In order to avoid the fate which Ibn Khaldun had identified for them, the Fatimids came increasingly to rely on foreign soldiers. Mercenaries were going to compensate for their own lack of martial spirit. These soldiers were known as mamluks, meaning “possessions” or “slaves.” The Mamluks were bought, or captured, already as children, often from the Caucasus or Turkish-speaking parts of Central Asia. From here they were taken to Cairo where they were housed in garrisons together with other Mamluks, brought up in the Muslim faith and taught martial arts — archery and cavalry in particular. [Read more: Furusiyya and Arabic horses] With no families to protect them, and with no loyalties except to the rulers themselves, they constituted an elite guard which could be relied on to carry out the caliphs’ orders. The Mamluks served as soldiers and military leaders but also as scribes, courtiers, advisers and administrators. Yet before long the Mamluks established themselves as rulers in their own right. In practice they were never as loyal to the caliphs as they were to their own group, and as the caliphs should have realized, slaves with weapons in their hands are impossible for their masters to control. Ousting the Fatimids and all other dynastic families, the Mamluks took power in Egypt in 1250 and ruled the country until 1517, when the Ottomans invaded. They ran a meritocratic regime, rewarding the talented and the hardworking rather than the well-connected, but since succession did not follow a family line, the infighting at the Mamluk court was intense. Whoever managed to kill the existing sultan had thereby proven himself worthy of becoming the next sultan, and some rulers ruled for days rather than years.
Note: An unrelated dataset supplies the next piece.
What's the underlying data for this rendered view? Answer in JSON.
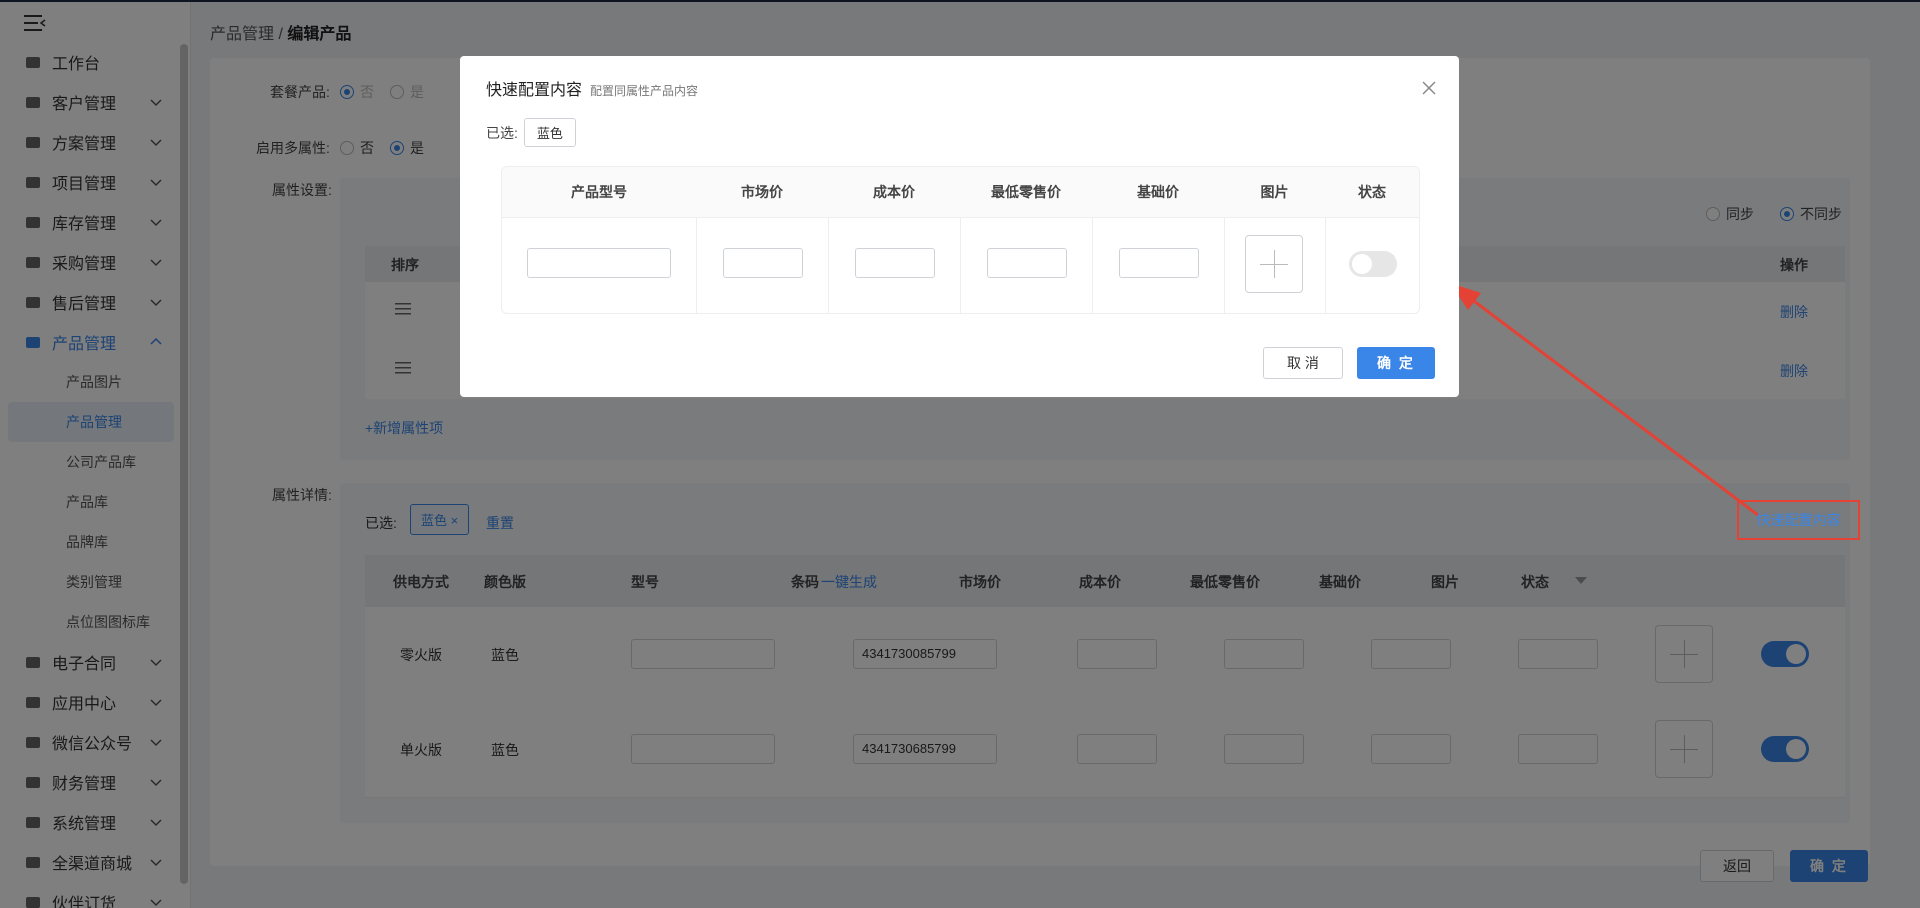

During the Mamluk period, Egypt was thriving economically, in particular from proceeds from the trade in spices and other goods coming from the east. Once the threat posed by Crusaders and Mongols had been defeated, there was, apart from the perpetual struggles over succession, peace throughout the land. The Mamluks embarked on ambitious architectural projects, constructing mosques and other public buildings in a distinct architectural style of their own — the most celebrated remnant of which is perhaps the al-Hussein Mosque. Cairo, as Ibn Khaldun concluded, is “the center of the universe and the garden of the world.”